Citing unnamed inside sources, German auto business news outlet Autohaus reported on Monday that Solera founder and CEO Tony Aquila is leaving Audatex’s parent company.
“We have no information to provide,” said Sarah Lofdahl, a spokeswoman for Solera’s public relations firm BizCom Associates, when asked about Aquila on Tuesday. She promised to update us if that changed.
We also reached out to Aquila through his personal website and to Solera’s parent company, Vista Equity, which took the information provider private in 2016 for $6.5 billion. . Stay tuned for the latest from Repairer Driven News.
According to a Google-translated version of the German-language article, Autohouse cites “several insurance industry representatives and Solera employees”, saying that Aquila and chief financial officer Renat Giger will retire “at the end of June”. said it was planned.
Autohaus said it wasn’t clear whether the exit was an “agreed exit” or something else, but acquisitions like Vista Equity’s 2016 acquisition typically involve the target company’s management team. He said he would stay for three years and then leave.

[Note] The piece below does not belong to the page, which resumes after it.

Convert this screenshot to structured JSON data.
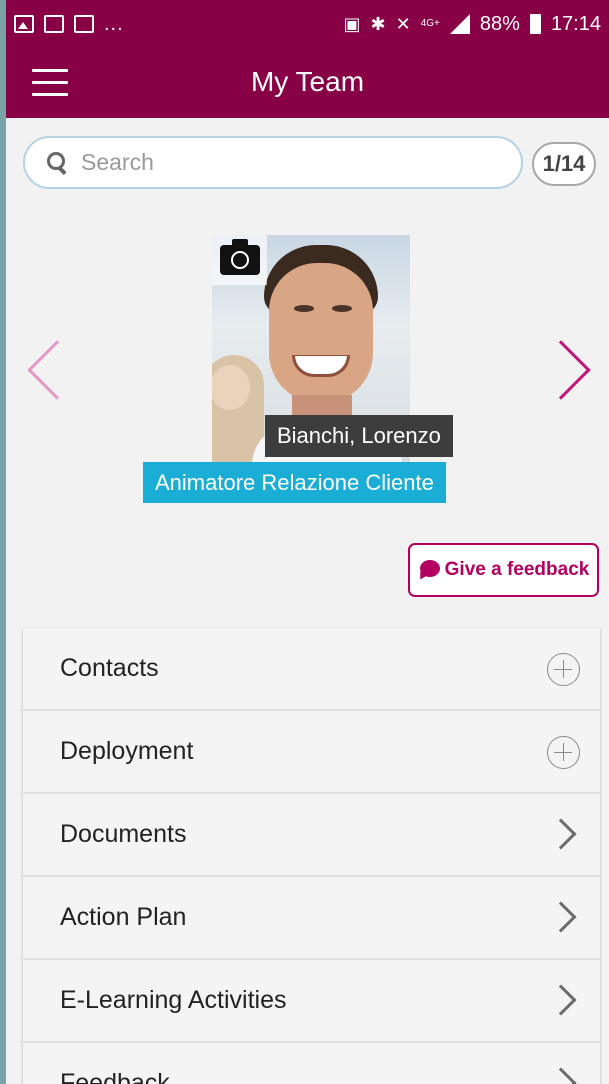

Solera’s “Leadership Team” web page on Tuesday still lists Aquila and Giger as the company’s chief executives.
If true, the change in management could impact crash repair, given the company’s broad automotive portfolio. And so on.
The company announced in February that it would build a “revolutionary” automotive and insurance training facility in Texas.
“CESVI LIV NA is focused on providing fact-based, authoritative and documented research, curating data on reparability, diagnostics and procedures,” Solera wrote in a news release. “The Center will also disseminate this research through training and provide expert consultation on advanced technology trends.
“Research spans the auto insurance, crash repair, automaker and auto owner industries. CESVI LIV NA will provide insights and tools to reduce repair costs in the North American claims environment. LIV NA integrates OEM repair procedures into consultation and training to promote best practices in vehicle service, maintenance and repair.”
The Dallas Morning News in March reported that the center, which measures 13,000 square feet and will cost about $9 million, is set to open in July.
“This center will add value to the auto insurance industry. Our research, consulting, technology and training provide data and insights on the most efficient and effective repair processes. Good residual values are supported, creating more cost-effective auto repairs and ensuring safe vehicles back on the road.”
Founding and sales
Aquila says he started Solera out of his garage after selling two other companies.
“Frustrated with the lack of transparency and efficiency that plagued the automotive industry, Tony embarked on a mission to transform the car ownership experience by harnessing the power of digital innovation and technological disruption. ‘ said Aquila’s personal website.
“Today, with his office still in the garage, Tony leads over 6,000 employees serving over 200,000 customers and partners in over 80 countries.”
Solera went private because shareholders weren’t patient enough with its long-term strategy focused on innovation and “content,” CEO Tony Aquila told Bloomberg Markets in 2016. .
He told Bloomberg Markets that it had been difficult to get investor confidence in its game plan because it “didn’t get a comparable return on the capital invested.”
As yields turned negative, the firm sought private equity capital, said Aquila, who was interviewed by Bloomberg Markets at Goldman Sachs’ leveraged finance conference.
For industry insiders and financial buffs interested in learning more about the sale, Solera provided interesting details in this October 5, 2015 Schedule 14A proxy filing. See the “Merger” section.
A 2018 Delaware state court opinion on the dispute over the value of Solera shares at the time of the merger provides another interesting explanation. Solera/Vista Equity basically won. The shares he sold for $55.85, petitioner demanded $84.65, and the court awarded $53.95 worth of non-synergistic shares.
Judge Andre Bouchard’s opinion illustrates the value Aquila had for the company and potential buyers.
“Solera’s stock price affected Akira personally,” Bouchard wrote. “His compensation was tied to ‘total shareholder return’ and the majority of his stock options were underwater. Aquila did not receive any performance bonuses in 2011, 2012 or 2013. migration and I really need to get something meaningful for it.
“At one point, Aquila threatened to leave Solera if his compensation was not reset. Dattilo commented “how” [S]Solera’s requirements can’t really be met because olera is structured, it would probably take 3 people to replace him, and the originator is still prevalent.[’]culture there. . ”
At the same time, Aquila considered taking the company private in the deal.
“In reality, Aquila’s participation in the deal was a prerequisite for the financial sponsor to make the deal,” Bouchard wrote. “As complainants said, ‘Aquila is a solera.’ In other words, if the buyer had not been personally familiar with Aquila, a private transaction would not have been possible.”
For more information:
“Tony Aquila verlässt eigenes Unternehmen”
auto house, May 13, 2019
“Solera CEO Aquila: The App War Is Coming”
Bloomberg’s “Bloomberg Markets” May 17, 2016
Featured Image: Solera CEO Tony Aquila is seen at the Allianz-Solera Summit in Germany on October 30, 2014. (Sorella Holdings/PRNewsFoto)